Try it -
If an entry below holds a picture, leave the picture out and print the rest exactly.

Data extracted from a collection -

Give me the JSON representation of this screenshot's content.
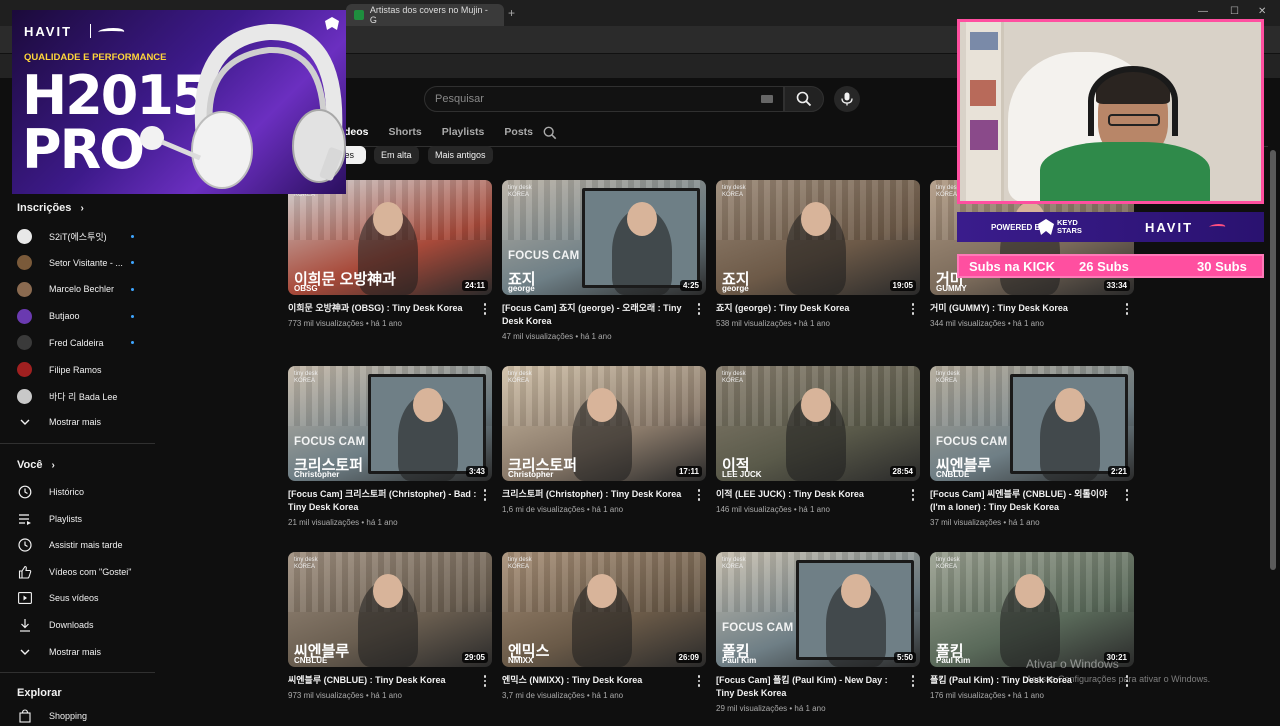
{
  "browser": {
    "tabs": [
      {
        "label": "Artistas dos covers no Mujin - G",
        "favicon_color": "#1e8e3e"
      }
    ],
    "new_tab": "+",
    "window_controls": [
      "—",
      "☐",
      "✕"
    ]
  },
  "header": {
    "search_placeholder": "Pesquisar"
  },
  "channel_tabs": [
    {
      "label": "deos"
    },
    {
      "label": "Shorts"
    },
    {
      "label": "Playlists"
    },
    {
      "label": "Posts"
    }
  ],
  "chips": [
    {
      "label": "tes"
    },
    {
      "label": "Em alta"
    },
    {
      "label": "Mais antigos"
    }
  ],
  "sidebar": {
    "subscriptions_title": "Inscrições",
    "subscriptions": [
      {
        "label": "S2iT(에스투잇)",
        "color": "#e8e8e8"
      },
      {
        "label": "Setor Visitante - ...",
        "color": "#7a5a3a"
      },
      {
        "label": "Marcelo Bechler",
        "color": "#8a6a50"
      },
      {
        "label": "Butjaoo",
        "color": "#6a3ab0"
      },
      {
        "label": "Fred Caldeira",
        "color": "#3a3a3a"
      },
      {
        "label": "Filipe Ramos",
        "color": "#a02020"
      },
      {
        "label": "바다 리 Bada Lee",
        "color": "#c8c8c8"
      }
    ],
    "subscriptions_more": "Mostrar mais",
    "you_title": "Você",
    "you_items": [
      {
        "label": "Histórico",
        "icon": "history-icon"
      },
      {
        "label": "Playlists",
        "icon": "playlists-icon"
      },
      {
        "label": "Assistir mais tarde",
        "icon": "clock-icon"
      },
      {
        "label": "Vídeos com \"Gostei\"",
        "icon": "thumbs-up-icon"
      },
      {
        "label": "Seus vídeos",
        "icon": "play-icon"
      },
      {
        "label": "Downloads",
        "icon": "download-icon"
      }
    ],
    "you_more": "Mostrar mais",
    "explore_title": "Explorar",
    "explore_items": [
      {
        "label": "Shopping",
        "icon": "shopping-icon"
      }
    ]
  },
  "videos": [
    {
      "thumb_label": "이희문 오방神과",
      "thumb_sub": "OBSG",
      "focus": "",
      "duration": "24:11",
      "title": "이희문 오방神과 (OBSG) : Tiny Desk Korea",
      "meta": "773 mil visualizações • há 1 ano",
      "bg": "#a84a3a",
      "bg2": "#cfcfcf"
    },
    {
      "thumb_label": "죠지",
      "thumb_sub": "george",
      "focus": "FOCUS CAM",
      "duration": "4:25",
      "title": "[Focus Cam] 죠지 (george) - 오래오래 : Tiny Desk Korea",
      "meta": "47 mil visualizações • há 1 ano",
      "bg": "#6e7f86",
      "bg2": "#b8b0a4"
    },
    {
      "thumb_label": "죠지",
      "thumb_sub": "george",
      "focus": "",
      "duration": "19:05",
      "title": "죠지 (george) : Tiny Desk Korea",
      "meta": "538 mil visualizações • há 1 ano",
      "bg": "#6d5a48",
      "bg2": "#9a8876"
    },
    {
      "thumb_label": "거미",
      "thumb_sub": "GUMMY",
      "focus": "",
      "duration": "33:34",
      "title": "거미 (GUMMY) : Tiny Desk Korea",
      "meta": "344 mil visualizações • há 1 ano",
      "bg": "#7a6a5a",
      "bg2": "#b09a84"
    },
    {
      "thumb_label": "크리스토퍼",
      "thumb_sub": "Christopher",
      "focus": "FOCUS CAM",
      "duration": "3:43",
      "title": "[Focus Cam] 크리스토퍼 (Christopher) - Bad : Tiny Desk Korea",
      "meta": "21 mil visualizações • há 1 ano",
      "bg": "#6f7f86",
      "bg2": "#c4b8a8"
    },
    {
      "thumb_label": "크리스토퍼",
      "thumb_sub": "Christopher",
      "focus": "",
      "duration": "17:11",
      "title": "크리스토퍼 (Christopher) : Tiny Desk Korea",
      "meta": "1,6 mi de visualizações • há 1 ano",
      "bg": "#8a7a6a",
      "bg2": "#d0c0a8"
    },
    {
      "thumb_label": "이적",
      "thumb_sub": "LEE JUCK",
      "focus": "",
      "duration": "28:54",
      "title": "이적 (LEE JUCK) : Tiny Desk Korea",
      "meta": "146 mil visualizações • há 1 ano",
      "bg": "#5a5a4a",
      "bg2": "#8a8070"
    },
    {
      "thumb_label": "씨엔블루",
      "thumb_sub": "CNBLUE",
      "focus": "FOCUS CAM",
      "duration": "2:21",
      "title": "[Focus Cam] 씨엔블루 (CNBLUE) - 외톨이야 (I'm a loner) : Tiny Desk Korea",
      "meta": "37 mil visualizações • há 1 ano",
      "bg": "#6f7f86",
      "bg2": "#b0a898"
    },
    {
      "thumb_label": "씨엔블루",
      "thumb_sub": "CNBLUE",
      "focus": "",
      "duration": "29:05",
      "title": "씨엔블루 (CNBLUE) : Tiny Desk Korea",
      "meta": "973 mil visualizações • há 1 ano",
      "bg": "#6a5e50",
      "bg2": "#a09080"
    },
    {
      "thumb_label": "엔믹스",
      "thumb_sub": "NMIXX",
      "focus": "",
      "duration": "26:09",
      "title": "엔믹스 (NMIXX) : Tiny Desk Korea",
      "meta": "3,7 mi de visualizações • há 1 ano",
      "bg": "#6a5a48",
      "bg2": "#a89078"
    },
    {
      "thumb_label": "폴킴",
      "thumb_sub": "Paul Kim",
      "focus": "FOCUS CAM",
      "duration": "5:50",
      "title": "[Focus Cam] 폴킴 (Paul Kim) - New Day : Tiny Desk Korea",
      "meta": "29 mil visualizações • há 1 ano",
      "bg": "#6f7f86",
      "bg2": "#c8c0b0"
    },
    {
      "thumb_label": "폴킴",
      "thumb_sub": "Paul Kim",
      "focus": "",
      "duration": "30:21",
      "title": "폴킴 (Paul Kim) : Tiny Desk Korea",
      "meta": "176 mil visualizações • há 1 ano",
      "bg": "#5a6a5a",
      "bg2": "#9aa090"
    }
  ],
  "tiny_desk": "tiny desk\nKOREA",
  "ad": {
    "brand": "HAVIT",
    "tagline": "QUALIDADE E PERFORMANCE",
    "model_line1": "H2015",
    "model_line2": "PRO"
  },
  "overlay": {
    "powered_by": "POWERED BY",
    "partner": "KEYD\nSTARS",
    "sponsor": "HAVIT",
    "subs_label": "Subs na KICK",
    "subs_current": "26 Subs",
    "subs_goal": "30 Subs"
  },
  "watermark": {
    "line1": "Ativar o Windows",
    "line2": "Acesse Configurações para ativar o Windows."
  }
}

Exercise result -
Give me the JSON representation of this screenshot's content.
{
  "browser": {
    "tabs": [
      {
        "label": "Artistas dos covers no Mujin - G",
        "favicon_color": "#1e8e3e"
      }
    ],
    "new_tab": "+",
    "window_controls": [
      "—",
      "☐",
      "✕"
    ]
  },
  "header": {
    "search_placeholder": "Pesquisar"
  },
  "channel_tabs": [
    {
      "label": "deos"
    },
    {
      "label": "Shorts"
    },
    {
      "label": "Playlists"
    },
    {
      "label": "Posts"
    }
  ],
  "chips": [
    {
      "label": "tes"
    },
    {
      "label": "Em alta"
    },
    {
      "label": "Mais antigos"
    }
  ],
  "sidebar": {
    "subscriptions_title": "Inscrições",
    "subscriptions": [
      {
        "label": "S2iT(에스투잇)",
        "color": "#e8e8e8"
      },
      {
        "label": "Setor Visitante - ...",
        "color": "#7a5a3a"
      },
      {
        "label": "Marcelo Bechler",
        "color": "#8a6a50"
      },
      {
        "label": "Butjaoo",
        "color": "#6a3ab0"
      },
      {
        "label": "Fred Caldeira",
        "color": "#3a3a3a"
      },
      {
        "label": "Filipe Ramos",
        "color": "#a02020"
      },
      {
        "label": "바다 리 Bada Lee",
        "color": "#c8c8c8"
      }
    ],
    "subscriptions_more": "Mostrar mais",
    "you_title": "Você",
    "you_items": [
      {
        "label": "Histórico",
        "icon": "history-icon"
      },
      {
        "label": "Playlists",
        "icon": "playlists-icon"
      },
      {
        "label": "Assistir mais tarde",
        "icon": "clock-icon"
      },
      {
        "label": "Vídeos com \"Gostei\"",
        "icon": "thumbs-up-icon"
      },
      {
        "label": "Seus vídeos",
        "icon": "play-icon"
      },
      {
        "label": "Downloads",
        "icon": "download-icon"
      }
    ],
    "you_more": "Mostrar mais",
    "explore_title": "Explorar",
    "explore_items": [
      {
        "label": "Shopping",
        "icon": "shopping-icon"
      }
    ]
  },
  "videos": [
    {
      "thumb_label": "이희문 오방神과",
      "thumb_sub": "OBSG",
      "focus": "",
      "duration": "24:11",
      "title": "이희문 오방神과 (OBSG) : Tiny Desk Korea",
      "meta": "773 mil visualizações • há 1 ano",
      "bg": "#a84a3a",
      "bg2": "#cfcfcf"
    },
    {
      "thumb_label": "죠지",
      "thumb_sub": "george",
      "focus": "FOCUS CAM",
      "duration": "4:25",
      "title": "[Focus Cam] 죠지 (george) - 오래오래 : Tiny Desk Korea",
      "meta": "47 mil visualizações • há 1 ano",
      "bg": "#6e7f86",
      "bg2": "#b8b0a4"
    },
    {
      "thumb_label": "죠지",
      "thumb_sub": "george",
      "focus": "",
      "duration": "19:05",
      "title": "죠지 (george) : Tiny Desk Korea",
      "meta": "538 mil visualizações • há 1 ano",
      "bg": "#6d5a48",
      "bg2": "#9a8876"
    },
    {
      "thumb_label": "거미",
      "thumb_sub": "GUMMY",
      "focus": "",
      "duration": "33:34",
      "title": "거미 (GUMMY) : Tiny Desk Korea",
      "meta": "344 mil visualizações • há 1 ano",
      "bg": "#7a6a5a",
      "bg2": "#b09a84"
    },
    {
      "thumb_label": "크리스토퍼",
      "thumb_sub": "Christopher",
      "focus": "FOCUS CAM",
      "duration": "3:43",
      "title": "[Focus Cam] 크리스토퍼 (Christopher) - Bad : Tiny Desk Korea",
      "meta": "21 mil visualizações • há 1 ano",
      "bg": "#6f7f86",
      "bg2": "#c4b8a8"
    },
    {
      "thumb_label": "크리스토퍼",
      "thumb_sub": "Christopher",
      "focus": "",
      "duration": "17:11",
      "title": "크리스토퍼 (Christopher) : Tiny Desk Korea",
      "meta": "1,6 mi de visualizações • há 1 ano",
      "bg": "#8a7a6a",
      "bg2": "#d0c0a8"
    },
    {
      "thumb_label": "이적",
      "thumb_sub": "LEE JUCK",
      "focus": "",
      "duration": "28:54",
      "title": "이적 (LEE JUCK) : Tiny Desk Korea",
      "meta": "146 mil visualizações • há 1 ano",
      "bg": "#5a5a4a",
      "bg2": "#8a8070"
    },
    {
      "thumb_label": "씨엔블루",
      "thumb_sub": "CNBLUE",
      "focus": "FOCUS CAM",
      "duration": "2:21",
      "title": "[Focus Cam] 씨엔블루 (CNBLUE) - 외톨이야 (I'm a loner) : Tiny Desk Korea",
      "meta": "37 mil visualizações • há 1 ano",
      "bg": "#6f7f86",
      "bg2": "#b0a898"
    },
    {
      "thumb_label": "씨엔블루",
      "thumb_sub": "CNBLUE",
      "focus": "",
      "duration": "29:05",
      "title": "씨엔블루 (CNBLUE) : Tiny Desk Korea",
      "meta": "973 mil visualizações • há 1 ano",
      "bg": "#6a5e50",
      "bg2": "#a09080"
    },
    {
      "thumb_label": "엔믹스",
      "thumb_sub": "NMIXX",
      "focus": "",
      "duration": "26:09",
      "title": "엔믹스 (NMIXX) : Tiny Desk Korea",
      "meta": "3,7 mi de visualizações • há 1 ano",
      "bg": "#6a5a48",
      "bg2": "#a89078"
    },
    {
      "thumb_label": "폴킴",
      "thumb_sub": "Paul Kim",
      "focus": "FOCUS CAM",
      "duration": "5:50",
      "title": "[Focus Cam] 폴킴 (Paul Kim) - New Day : Tiny Desk Korea",
      "meta": "29 mil visualizações • há 1 ano",
      "bg": "#6f7f86",
      "bg2": "#c8c0b0"
    },
    {
      "thumb_label": "폴킴",
      "thumb_sub": "Paul Kim",
      "focus": "",
      "duration": "30:21",
      "title": "폴킴 (Paul Kim) : Tiny Desk Korea",
      "meta": "176 mil visualizações • há 1 ano",
      "bg": "#5a6a5a",
      "bg2": "#9aa090"
    }
  ],
  "tiny_desk": "tiny desk\nKOREA",
  "ad": {
    "brand": "HAVIT",
    "tagline": "QUALIDADE E PERFORMANCE",
    "model_line1": "H2015",
    "model_line2": "PRO"
  },
  "overlay": {
    "powered_by": "POWERED BY",
    "partner": "KEYD\nSTARS",
    "sponsor": "HAVIT",
    "subs_label": "Subs na KICK",
    "subs_current": "26 Subs",
    "subs_goal": "30 Subs"
  },
  "watermark": {
    "line1": "Ativar o Windows",
    "line2": "Acesse Configurações para ativar o Windows."
  }
}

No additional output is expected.